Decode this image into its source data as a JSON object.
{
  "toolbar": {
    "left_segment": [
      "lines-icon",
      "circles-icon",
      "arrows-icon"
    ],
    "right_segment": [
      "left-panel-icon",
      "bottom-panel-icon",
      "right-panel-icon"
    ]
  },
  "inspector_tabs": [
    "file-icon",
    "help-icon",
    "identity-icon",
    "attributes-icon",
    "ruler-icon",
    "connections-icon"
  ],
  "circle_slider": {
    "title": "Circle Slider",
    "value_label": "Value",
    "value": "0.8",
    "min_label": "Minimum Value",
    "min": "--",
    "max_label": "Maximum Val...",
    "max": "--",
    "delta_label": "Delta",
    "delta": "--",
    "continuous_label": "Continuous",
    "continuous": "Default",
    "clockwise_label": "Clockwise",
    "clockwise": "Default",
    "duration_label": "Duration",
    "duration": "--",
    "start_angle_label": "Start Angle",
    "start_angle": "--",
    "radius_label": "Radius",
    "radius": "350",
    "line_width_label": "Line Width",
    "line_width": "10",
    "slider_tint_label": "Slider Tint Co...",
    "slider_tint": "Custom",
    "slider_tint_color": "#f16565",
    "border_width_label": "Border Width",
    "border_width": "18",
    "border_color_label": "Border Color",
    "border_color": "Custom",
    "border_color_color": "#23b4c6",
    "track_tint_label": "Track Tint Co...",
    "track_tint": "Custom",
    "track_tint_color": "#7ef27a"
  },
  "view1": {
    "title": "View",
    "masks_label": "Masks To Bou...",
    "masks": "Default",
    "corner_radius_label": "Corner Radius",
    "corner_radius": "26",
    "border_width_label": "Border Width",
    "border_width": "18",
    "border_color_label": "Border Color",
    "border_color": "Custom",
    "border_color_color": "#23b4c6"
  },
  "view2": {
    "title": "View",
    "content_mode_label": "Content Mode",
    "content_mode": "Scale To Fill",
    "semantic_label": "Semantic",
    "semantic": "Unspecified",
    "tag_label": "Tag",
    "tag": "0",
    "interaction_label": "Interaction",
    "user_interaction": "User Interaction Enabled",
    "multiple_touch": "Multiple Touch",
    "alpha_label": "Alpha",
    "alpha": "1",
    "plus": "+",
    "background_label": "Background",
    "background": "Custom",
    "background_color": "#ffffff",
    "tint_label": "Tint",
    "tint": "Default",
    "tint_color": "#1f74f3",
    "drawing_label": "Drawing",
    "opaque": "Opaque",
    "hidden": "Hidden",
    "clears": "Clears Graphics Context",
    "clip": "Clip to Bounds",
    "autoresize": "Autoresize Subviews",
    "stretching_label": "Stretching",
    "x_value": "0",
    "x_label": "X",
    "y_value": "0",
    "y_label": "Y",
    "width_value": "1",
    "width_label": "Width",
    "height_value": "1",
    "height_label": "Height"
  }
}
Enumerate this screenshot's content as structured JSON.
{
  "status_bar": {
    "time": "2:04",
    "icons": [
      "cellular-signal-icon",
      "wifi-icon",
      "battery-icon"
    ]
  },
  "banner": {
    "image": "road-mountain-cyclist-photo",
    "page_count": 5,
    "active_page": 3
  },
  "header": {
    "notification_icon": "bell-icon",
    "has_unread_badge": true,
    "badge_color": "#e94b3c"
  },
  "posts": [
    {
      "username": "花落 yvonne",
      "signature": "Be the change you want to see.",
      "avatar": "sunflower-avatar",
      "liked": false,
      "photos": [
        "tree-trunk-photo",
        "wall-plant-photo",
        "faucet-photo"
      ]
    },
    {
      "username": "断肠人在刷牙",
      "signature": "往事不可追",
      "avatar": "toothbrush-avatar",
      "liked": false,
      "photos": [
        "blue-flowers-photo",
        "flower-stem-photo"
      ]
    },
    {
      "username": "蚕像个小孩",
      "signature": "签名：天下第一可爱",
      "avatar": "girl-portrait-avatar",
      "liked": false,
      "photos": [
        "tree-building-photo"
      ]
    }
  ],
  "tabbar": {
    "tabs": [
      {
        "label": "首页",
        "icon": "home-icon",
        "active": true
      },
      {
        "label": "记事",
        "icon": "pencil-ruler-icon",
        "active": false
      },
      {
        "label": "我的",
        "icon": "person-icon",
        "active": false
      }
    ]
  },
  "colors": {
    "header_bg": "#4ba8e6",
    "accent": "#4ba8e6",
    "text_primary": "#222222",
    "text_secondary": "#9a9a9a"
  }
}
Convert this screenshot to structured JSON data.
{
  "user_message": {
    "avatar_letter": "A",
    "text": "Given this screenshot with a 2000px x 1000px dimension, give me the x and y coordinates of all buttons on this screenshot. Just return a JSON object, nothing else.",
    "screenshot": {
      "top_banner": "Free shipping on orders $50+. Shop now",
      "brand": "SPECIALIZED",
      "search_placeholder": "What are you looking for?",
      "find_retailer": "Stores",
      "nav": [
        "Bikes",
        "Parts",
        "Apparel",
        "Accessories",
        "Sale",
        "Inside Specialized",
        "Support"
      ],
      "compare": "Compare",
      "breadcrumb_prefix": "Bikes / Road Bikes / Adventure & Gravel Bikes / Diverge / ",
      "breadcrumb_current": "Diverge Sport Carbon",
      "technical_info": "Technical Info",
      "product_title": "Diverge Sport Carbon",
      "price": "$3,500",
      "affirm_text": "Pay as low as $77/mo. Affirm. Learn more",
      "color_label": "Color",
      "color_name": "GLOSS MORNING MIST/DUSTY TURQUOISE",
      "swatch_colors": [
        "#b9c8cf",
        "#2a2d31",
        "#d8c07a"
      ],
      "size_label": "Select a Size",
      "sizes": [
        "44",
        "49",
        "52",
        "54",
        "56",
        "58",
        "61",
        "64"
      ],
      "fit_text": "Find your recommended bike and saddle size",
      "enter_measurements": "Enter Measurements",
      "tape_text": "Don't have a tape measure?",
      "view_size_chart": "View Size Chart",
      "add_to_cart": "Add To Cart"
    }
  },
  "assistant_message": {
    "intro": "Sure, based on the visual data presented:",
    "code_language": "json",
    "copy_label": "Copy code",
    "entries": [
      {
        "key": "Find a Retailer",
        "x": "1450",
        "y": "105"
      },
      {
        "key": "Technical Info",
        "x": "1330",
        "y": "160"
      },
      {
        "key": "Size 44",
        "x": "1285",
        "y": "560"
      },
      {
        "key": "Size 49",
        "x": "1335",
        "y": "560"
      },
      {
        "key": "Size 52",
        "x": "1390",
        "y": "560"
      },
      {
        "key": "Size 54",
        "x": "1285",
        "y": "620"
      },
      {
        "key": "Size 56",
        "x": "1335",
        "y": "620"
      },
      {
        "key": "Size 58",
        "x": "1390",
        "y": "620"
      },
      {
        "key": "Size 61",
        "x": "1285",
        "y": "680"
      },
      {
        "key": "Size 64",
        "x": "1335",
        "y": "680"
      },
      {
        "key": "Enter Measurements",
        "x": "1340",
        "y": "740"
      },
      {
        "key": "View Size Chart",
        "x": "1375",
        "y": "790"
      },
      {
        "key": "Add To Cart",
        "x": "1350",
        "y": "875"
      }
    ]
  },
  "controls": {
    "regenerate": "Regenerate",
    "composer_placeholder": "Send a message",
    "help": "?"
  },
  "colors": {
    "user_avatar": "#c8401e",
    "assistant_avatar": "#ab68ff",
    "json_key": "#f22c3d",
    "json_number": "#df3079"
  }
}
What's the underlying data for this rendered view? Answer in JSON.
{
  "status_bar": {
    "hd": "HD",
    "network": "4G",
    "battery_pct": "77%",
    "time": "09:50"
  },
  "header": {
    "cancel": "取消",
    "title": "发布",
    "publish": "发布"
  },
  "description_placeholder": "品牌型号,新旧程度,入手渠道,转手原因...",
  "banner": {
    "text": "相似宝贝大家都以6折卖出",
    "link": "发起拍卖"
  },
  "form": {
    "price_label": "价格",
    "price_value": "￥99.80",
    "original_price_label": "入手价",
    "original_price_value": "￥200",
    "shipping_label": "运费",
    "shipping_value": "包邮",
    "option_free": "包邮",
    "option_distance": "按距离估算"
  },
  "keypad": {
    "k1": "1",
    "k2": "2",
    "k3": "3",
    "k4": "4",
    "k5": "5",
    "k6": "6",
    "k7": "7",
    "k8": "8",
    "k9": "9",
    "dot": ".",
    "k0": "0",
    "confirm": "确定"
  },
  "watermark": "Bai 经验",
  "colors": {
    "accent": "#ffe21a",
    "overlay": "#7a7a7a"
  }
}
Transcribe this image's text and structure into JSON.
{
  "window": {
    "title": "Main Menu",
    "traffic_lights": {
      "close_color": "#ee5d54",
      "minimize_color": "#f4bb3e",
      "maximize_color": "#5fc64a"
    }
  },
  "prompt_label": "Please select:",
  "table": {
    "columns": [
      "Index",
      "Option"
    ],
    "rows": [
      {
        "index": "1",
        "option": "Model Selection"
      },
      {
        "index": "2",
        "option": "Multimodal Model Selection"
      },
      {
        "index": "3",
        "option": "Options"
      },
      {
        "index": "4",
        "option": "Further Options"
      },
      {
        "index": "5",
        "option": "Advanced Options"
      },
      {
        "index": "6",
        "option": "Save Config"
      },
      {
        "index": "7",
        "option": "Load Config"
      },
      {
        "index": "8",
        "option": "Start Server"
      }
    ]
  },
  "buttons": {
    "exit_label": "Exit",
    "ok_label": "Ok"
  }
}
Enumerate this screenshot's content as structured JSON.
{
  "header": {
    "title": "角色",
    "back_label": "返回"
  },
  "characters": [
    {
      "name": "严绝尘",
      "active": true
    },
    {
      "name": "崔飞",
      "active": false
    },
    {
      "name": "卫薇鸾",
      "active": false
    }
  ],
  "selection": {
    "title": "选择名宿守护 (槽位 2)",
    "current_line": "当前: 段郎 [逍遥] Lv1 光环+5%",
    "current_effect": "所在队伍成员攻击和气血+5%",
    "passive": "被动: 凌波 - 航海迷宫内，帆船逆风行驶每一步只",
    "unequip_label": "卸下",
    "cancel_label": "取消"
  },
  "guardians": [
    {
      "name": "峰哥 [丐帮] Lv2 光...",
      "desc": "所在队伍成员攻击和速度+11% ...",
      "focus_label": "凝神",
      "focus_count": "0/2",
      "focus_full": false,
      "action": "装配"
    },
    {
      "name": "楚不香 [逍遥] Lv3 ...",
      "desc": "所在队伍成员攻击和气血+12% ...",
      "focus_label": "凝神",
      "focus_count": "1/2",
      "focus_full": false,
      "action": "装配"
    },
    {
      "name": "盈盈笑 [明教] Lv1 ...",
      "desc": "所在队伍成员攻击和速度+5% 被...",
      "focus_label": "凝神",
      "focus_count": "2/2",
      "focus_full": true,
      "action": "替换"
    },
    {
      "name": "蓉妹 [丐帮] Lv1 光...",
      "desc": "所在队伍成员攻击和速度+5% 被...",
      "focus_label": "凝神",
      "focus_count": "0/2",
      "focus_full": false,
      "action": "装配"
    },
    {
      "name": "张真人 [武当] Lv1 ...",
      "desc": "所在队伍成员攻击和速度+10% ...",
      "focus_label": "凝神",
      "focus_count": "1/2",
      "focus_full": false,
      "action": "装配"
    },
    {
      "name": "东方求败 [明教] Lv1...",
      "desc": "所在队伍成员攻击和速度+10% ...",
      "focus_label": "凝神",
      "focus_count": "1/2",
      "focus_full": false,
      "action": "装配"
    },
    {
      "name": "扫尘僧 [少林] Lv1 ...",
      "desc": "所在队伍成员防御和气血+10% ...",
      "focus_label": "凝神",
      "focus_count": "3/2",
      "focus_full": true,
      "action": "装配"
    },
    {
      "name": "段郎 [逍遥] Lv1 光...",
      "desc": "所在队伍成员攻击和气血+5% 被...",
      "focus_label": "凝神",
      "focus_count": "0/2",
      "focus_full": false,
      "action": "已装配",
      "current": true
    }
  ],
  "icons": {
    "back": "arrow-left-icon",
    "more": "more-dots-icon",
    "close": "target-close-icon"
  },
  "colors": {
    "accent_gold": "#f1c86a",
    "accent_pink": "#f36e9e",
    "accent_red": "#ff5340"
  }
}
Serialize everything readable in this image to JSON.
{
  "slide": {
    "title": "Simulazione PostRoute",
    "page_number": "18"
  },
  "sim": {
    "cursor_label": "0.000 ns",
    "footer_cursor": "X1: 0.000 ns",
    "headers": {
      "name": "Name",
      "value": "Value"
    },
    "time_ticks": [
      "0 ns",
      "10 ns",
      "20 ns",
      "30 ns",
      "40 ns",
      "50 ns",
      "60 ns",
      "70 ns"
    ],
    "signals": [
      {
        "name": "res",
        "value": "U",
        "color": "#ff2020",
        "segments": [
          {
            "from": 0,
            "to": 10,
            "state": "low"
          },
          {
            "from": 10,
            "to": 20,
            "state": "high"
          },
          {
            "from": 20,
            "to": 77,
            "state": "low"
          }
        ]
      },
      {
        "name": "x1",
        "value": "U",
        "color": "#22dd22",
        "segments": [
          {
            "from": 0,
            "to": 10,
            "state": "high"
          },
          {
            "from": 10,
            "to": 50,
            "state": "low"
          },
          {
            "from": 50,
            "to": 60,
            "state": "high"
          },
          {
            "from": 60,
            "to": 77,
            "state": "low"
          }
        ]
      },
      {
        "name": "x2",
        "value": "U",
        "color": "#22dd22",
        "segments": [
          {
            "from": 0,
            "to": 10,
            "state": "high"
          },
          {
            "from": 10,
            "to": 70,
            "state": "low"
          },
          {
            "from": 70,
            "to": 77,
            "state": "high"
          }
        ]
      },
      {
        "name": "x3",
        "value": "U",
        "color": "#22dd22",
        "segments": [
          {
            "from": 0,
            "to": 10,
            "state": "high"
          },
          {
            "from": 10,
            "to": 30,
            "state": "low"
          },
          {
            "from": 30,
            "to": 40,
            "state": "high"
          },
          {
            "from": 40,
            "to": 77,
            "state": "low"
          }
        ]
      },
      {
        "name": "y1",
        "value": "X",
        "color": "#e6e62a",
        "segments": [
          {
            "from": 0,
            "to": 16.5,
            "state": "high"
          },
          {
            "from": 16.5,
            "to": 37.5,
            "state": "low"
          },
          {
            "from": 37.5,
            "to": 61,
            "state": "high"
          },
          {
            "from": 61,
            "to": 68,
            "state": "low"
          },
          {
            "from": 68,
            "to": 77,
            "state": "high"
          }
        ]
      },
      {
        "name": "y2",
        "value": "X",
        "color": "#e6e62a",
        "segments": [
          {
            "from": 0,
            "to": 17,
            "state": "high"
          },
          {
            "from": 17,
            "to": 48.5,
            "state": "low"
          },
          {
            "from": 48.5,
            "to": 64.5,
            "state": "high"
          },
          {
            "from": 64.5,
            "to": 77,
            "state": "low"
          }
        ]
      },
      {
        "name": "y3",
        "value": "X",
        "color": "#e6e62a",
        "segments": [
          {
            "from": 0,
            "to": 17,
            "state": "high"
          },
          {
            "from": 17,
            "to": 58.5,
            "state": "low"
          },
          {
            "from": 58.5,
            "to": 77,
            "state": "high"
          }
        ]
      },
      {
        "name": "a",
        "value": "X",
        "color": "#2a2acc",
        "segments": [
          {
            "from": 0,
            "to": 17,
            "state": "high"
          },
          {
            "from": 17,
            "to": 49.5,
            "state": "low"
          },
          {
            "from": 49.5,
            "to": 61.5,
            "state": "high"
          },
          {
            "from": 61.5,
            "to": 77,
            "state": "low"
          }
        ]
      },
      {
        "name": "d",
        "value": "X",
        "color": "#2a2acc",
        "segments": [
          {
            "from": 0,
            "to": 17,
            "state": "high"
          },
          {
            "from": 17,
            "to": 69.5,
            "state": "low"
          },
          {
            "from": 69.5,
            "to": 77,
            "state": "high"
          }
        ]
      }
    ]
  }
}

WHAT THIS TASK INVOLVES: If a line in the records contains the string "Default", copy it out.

EXERCISE OUTPUT:
    "continuous": "Default",
    "clockwise": "Default",
    "masks": "Default",
    "tint": "Default",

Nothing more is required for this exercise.